Why do physicians use cancer staging?
Knowing the stage of your cancer benefits your doctor in several ways. First, it can help her determine the best course of treatment for your situation. Also, knowing the stage of your cancer can alert your physician to how serious your condition is and help her estimate your chances of survival.
How is someone’s cancer stage determined?
If you have symptoms that suggest you might have cancer or received screening results indicating that you may have this condition, then your doctor will order any of several types of tests, such as X-rays, blood work, or MRIs. These tests can diagnose your cancer and allow your physician to determine its stage.
What is the cancer staging system?
There are quite a few staging systems used by doctors. Some of these systems are used for a broad range of cancers, and others are employed only for specific types of the disease.
What is the TNM cancer staging system?
The TNM system is the most widely used cancer staging system. The T in this system refers to the extent of the patient’s main tumor, which is commonly called the primary tumor. The N describes the number of lymph nodes near the primary tumor that have cancer. Finally, the M refers to whether the cancer has metastasized and to what extent.
- CT Scan
- Concord Imaging Review
- DEXA Scan
- PET Scan
- Nuclear Medicine
- 3D Mammogram
- Alzheimer's Disease
- Imaging Costs
- Healthcare Cost
- Concord Imaging
- Imaging center
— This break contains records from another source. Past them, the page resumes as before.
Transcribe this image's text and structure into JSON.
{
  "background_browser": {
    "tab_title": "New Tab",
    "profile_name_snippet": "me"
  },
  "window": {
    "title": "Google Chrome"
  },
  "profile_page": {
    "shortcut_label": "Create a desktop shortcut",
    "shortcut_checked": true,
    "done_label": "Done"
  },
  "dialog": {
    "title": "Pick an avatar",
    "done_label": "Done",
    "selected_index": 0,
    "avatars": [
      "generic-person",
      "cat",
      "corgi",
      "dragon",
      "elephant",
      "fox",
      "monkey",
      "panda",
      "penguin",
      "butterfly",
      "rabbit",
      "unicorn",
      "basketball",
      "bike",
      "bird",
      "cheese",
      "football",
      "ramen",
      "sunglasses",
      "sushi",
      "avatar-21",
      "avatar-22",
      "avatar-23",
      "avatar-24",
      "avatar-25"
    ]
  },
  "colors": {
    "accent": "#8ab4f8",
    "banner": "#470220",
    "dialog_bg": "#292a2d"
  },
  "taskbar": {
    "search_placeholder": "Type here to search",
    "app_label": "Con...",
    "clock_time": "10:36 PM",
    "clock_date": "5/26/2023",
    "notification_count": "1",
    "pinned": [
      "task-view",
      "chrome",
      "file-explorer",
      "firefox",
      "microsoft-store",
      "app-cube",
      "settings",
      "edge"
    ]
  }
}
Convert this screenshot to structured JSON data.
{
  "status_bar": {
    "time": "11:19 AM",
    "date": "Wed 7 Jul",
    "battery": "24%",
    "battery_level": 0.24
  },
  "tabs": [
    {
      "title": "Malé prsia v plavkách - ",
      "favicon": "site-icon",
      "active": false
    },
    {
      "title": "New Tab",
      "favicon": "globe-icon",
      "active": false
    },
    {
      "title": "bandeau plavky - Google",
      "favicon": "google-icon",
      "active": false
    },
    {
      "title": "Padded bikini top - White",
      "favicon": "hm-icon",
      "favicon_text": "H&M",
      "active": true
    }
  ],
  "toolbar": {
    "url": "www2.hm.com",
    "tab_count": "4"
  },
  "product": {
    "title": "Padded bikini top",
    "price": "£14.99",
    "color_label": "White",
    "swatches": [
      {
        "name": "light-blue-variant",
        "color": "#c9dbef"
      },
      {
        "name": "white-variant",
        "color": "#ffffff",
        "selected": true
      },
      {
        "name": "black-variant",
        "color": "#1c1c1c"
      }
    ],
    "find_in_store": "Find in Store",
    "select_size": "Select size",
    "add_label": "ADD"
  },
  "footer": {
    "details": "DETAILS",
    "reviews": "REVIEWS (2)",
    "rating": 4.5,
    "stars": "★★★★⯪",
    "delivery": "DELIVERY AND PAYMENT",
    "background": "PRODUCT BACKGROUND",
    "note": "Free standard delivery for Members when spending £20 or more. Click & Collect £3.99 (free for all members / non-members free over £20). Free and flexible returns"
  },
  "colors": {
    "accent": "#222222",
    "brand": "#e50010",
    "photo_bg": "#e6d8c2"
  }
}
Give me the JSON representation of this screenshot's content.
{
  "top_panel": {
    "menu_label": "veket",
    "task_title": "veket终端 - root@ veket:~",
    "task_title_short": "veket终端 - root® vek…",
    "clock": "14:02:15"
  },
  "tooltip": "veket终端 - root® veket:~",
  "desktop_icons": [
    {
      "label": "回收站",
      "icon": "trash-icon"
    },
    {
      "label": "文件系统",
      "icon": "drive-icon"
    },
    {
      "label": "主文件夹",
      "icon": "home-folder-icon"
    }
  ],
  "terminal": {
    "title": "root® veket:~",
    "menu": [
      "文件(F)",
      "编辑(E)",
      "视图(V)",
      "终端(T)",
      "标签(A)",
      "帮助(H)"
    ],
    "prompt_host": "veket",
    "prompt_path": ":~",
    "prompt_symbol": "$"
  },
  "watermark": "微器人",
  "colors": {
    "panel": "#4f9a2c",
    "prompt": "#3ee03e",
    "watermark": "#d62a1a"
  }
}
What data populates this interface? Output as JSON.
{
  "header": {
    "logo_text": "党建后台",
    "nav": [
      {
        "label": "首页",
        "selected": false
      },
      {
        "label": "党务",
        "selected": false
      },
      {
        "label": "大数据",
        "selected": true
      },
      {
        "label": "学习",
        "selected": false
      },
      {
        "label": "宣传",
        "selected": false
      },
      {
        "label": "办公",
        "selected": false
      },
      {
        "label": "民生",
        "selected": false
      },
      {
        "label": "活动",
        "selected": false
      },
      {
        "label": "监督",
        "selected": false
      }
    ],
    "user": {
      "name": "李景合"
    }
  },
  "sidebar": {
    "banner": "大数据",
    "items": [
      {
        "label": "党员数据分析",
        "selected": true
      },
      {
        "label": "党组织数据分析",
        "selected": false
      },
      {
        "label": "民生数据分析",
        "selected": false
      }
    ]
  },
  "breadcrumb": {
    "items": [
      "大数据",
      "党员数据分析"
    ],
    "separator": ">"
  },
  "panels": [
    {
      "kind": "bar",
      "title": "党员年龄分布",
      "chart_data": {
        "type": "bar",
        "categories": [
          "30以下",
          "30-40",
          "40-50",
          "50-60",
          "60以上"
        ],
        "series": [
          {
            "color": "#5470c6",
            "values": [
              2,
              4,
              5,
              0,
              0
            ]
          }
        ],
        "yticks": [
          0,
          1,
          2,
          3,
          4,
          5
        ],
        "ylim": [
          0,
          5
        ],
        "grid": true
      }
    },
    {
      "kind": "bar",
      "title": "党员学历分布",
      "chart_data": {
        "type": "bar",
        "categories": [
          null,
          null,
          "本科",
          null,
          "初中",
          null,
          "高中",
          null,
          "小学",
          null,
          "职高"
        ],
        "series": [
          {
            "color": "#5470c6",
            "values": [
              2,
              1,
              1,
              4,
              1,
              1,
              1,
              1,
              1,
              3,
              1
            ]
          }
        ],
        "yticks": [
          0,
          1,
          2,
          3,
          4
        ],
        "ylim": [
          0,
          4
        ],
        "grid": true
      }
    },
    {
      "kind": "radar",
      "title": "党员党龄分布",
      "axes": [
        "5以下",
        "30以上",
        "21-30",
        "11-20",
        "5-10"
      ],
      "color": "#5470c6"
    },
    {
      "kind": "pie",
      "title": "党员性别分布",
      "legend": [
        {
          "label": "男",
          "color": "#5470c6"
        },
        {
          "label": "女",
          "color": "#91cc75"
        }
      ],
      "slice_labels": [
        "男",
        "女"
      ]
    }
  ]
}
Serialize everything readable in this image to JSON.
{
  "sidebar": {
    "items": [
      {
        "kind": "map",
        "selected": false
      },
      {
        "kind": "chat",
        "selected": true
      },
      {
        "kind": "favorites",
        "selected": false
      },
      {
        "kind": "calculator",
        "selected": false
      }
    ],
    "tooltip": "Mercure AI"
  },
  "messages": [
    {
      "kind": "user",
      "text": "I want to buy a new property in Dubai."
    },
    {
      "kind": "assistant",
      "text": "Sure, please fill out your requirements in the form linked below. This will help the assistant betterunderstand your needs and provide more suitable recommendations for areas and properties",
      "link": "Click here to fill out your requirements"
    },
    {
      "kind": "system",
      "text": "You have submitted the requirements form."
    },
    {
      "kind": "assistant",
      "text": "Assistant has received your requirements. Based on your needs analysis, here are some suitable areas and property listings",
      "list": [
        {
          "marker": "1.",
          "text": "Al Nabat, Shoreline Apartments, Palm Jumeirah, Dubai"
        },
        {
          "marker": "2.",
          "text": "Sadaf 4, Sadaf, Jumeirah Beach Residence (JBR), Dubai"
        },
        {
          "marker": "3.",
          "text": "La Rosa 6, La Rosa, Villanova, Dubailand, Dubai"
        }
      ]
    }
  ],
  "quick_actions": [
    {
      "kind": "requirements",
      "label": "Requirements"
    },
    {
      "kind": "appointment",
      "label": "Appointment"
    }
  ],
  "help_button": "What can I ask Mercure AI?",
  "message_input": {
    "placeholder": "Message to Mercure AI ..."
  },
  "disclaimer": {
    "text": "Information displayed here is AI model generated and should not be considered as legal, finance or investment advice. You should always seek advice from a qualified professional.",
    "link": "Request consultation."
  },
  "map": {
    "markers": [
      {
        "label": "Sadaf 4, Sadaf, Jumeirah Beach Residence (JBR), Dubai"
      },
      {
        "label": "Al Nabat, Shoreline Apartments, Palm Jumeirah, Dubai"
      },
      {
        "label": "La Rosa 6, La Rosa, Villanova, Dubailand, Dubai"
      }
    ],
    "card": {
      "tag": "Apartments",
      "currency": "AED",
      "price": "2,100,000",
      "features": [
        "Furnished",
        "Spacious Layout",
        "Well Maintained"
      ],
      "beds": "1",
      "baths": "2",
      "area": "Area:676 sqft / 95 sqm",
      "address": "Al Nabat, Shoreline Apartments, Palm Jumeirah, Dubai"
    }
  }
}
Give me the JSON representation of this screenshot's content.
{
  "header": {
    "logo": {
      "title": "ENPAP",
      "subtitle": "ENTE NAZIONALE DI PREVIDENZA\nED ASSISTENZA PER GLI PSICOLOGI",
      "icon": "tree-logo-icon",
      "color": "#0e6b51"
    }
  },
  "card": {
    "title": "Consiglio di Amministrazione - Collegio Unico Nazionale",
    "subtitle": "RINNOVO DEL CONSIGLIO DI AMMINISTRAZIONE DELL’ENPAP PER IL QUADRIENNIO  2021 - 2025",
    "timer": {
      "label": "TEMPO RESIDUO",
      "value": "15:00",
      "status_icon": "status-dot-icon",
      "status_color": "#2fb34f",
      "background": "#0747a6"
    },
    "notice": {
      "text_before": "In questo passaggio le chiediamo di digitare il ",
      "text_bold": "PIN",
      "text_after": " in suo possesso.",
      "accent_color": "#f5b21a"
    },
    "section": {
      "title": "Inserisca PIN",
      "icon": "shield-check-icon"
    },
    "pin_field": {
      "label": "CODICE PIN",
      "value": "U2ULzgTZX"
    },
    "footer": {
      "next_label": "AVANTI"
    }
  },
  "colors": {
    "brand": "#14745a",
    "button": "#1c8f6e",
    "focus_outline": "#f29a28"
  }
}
- Joint Injections
- Medical Imaging
- chronic lung conditions
- Diagnostic Imaging
- Nuclear Medical Testing
- Radiology center